Maya blue is an beautiful azure pigment used by the Maya in religious rituals and to decorate rarified pieces. Not only is it super purty, but it’s also remarkably tough. It’s impervious to heat, moisture, even acid and modern solvents. So how did the Maya make such a badass blue?
Scientists and archaeologists have known for a while that they combined a white clay mineral called palygorskite with indigo, but they didn’t know exactly how it was made.
Dr. Dean Arnold of Wheaton College has connected some of the dots by using new technology to examine a bowl that’s been lying around the Field Museum of Chicago for the past 75 years. The bowl contains a hard lump of incense, and Dr. Arnold noticed some palygorskite and indigo seemed to be burned into it.

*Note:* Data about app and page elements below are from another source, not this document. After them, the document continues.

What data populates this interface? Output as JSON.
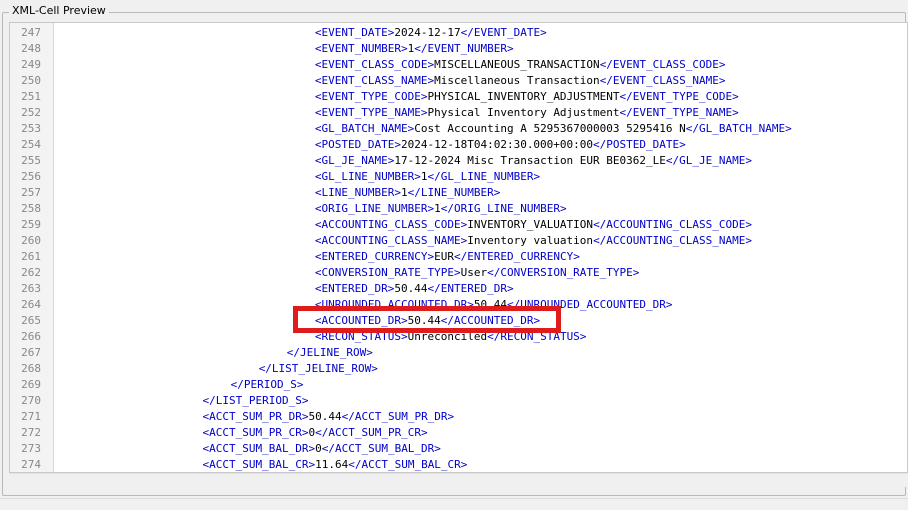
{
  "panel": {
    "title": "XML-Cell Preview"
  },
  "highlight_color": "#e01b1b",
  "lines": [
    {
      "num": "247",
      "indent": 9,
      "tag": "EVENT_DATE",
      "value": "2024-12-17",
      "kind": "element"
    },
    {
      "num": "248",
      "indent": 9,
      "tag": "EVENT_NUMBER",
      "value": "1",
      "kind": "element"
    },
    {
      "num": "249",
      "indent": 9,
      "tag": "EVENT_CLASS_CODE",
      "value": "MISCELLANEOUS_TRANSACTION",
      "kind": "element"
    },
    {
      "num": "250",
      "indent": 9,
      "tag": "EVENT_CLASS_NAME",
      "value": "Miscellaneous Transaction",
      "kind": "element"
    },
    {
      "num": "251",
      "indent": 9,
      "tag": "EVENT_TYPE_CODE",
      "value": "PHYSICAL_INVENTORY_ADJUSTMENT",
      "kind": "element"
    },
    {
      "num": "252",
      "indent": 9,
      "tag": "EVENT_TYPE_NAME",
      "value": "Physical Inventory Adjustment",
      "kind": "element"
    },
    {
      "num": "253",
      "indent": 9,
      "tag": "GL_BATCH_NAME",
      "value": "Cost Accounting A 5295367000003 5295416 N",
      "kind": "element"
    },
    {
      "num": "254",
      "indent": 9,
      "tag": "POSTED_DATE",
      "value": "2024-12-18T04:02:30.000+00:00",
      "kind": "element"
    },
    {
      "num": "255",
      "indent": 9,
      "tag": "GL_JE_NAME",
      "value": "17-12-2024 Misc Transaction EUR BE0362_LE",
      "kind": "element"
    },
    {
      "num": "256",
      "indent": 9,
      "tag": "GL_LINE_NUMBER",
      "value": "1",
      "kind": "element"
    },
    {
      "num": "257",
      "indent": 9,
      "tag": "LINE_NUMBER",
      "value": "1",
      "kind": "element"
    },
    {
      "num": "258",
      "indent": 9,
      "tag": "ORIG_LINE_NUMBER",
      "value": "1",
      "kind": "element"
    },
    {
      "num": "259",
      "indent": 9,
      "tag": "ACCOUNTING_CLASS_CODE",
      "value": "INVENTORY_VALUATION",
      "kind": "element"
    },
    {
      "num": "260",
      "indent": 9,
      "tag": "ACCOUNTING_CLASS_NAME",
      "value": "Inventory valuation",
      "kind": "element"
    },
    {
      "num": "261",
      "indent": 9,
      "tag": "ENTERED_CURRENCY",
      "value": "EUR",
      "kind": "element"
    },
    {
      "num": "262",
      "indent": 9,
      "tag": "CONVERSION_RATE_TYPE",
      "value": "User",
      "kind": "element"
    },
    {
      "num": "263",
      "indent": 9,
      "tag": "ENTERED_DR",
      "value": "50.44",
      "kind": "element"
    },
    {
      "num": "264",
      "indent": 9,
      "tag": "UNROUNDED_ACCOUNTED_DR",
      "value": "50.44",
      "kind": "element"
    },
    {
      "num": "265",
      "indent": 9,
      "tag": "ACCOUNTED_DR",
      "value": "50.44",
      "kind": "element",
      "highlighted": true
    },
    {
      "num": "266",
      "indent": 9,
      "tag": "RECON_STATUS",
      "value": "Unreconciled",
      "kind": "element"
    },
    {
      "num": "267",
      "indent": 8,
      "tag": "JELINE_ROW",
      "value": "",
      "kind": "close"
    },
    {
      "num": "268",
      "indent": 7,
      "tag": "LIST_JELINE_ROW",
      "value": "",
      "kind": "close"
    },
    {
      "num": "269",
      "indent": 6,
      "tag": "PERIOD_S",
      "value": "",
      "kind": "close"
    },
    {
      "num": "270",
      "indent": 5,
      "tag": "LIST_PERIOD_S",
      "value": "",
      "kind": "close"
    },
    {
      "num": "271",
      "indent": 5,
      "tag": "ACCT_SUM_PR_DR",
      "value": "50.44",
      "kind": "element"
    },
    {
      "num": "272",
      "indent": 5,
      "tag": "ACCT_SUM_PR_CR",
      "value": "0",
      "kind": "element"
    },
    {
      "num": "273",
      "indent": 5,
      "tag": "ACCT_SUM_BAL_DR",
      "value": "0",
      "kind": "element"
    },
    {
      "num": "274",
      "indent": 5,
      "tag": "ACCT_SUM_BAL_CR",
      "value": "11.64",
      "kind": "element"
    }
  ]
}
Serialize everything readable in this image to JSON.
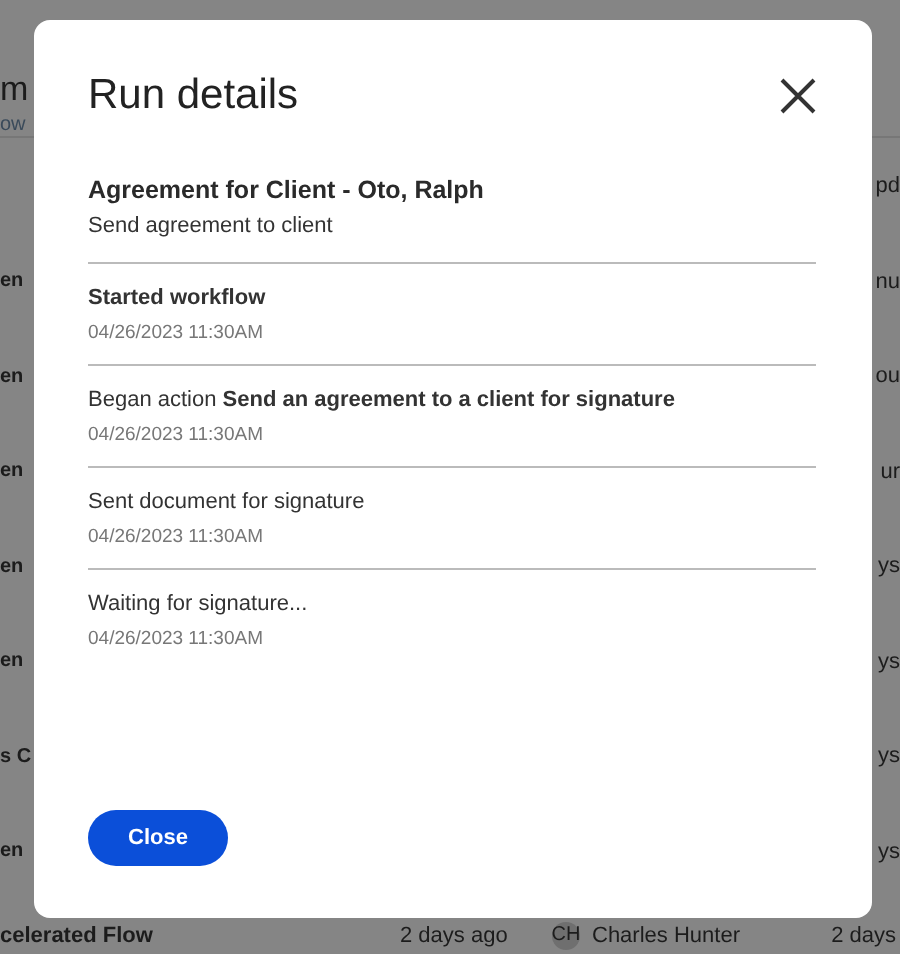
{
  "background": {
    "title": "m",
    "tab": "ow",
    "column_header": "pd",
    "rows": [
      {
        "name": "en",
        "updated": "nu"
      },
      {
        "name": "en",
        "updated": "ou"
      },
      {
        "name": "en",
        "updated": "ur"
      },
      {
        "name": "en",
        "updated": "ys"
      },
      {
        "name": "en",
        "updated": "ys"
      },
      {
        "name": "s C",
        "updated": "ys"
      },
      {
        "name": "en",
        "updated": "ys"
      }
    ],
    "last_row": {
      "name": "celerated Flow",
      "created": "2 days ago",
      "owner_initials": "CH",
      "owner": "Charles Hunter",
      "updated": "2 days"
    }
  },
  "dialog": {
    "title": "Run details",
    "agreement": "Agreement for Client - Oto, Ralph",
    "subtitle": "Send agreement to client",
    "events": [
      {
        "text": "Started workflow",
        "bold": true,
        "time": "04/26/2023 11:30AM"
      },
      {
        "text": "Began action **Send an agreement to a client for signature**",
        "bold": false,
        "time": "04/26/2023 11:30AM"
      },
      {
        "text": "Sent document for signature",
        "bold": false,
        "time": "04/26/2023 11:30AM"
      },
      {
        "text": "Waiting for signature...",
        "bold": false,
        "time": "04/26/2023 11:30AM"
      }
    ],
    "button": "Close"
  }
}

Making [Maya blue], he said, requires fusing palygorskite and a small amount of indigo over a slow, low-temperature source of heat, and he began to suspect that, for the ancients, the heat source was burning copal incense. It was a process that could be done in ceramic bowls at religious sacrificial sites like the Sacred Cenote.
To confirm his thinking he enlisted the co-authors of the paper: Jason Branden of Northwestern University’s department of materials science and engineering, and Patrick Ryan Williams, Gary Feinman and J.P. Brown at the Field Museum’s department of anthropology.
They used a scanning electron microscope to study the hardened incense, confirming the presence of palygorskite and indigo.
So it seems like the priests were scaring up Maya blue right there on the edge of the Sacred Cenote, painting it on objects (and occasionally people) before throwing them in the pit as a sacrifice.
Edward H. Thompson noticed the lining a hundred years ago when he dredged the cenote for goods and shipped everything he found/stole to Harvard, but he didn’t bother to ask why it was there or what it was.
Dr. Arnold is picking up his slack with fascinating results.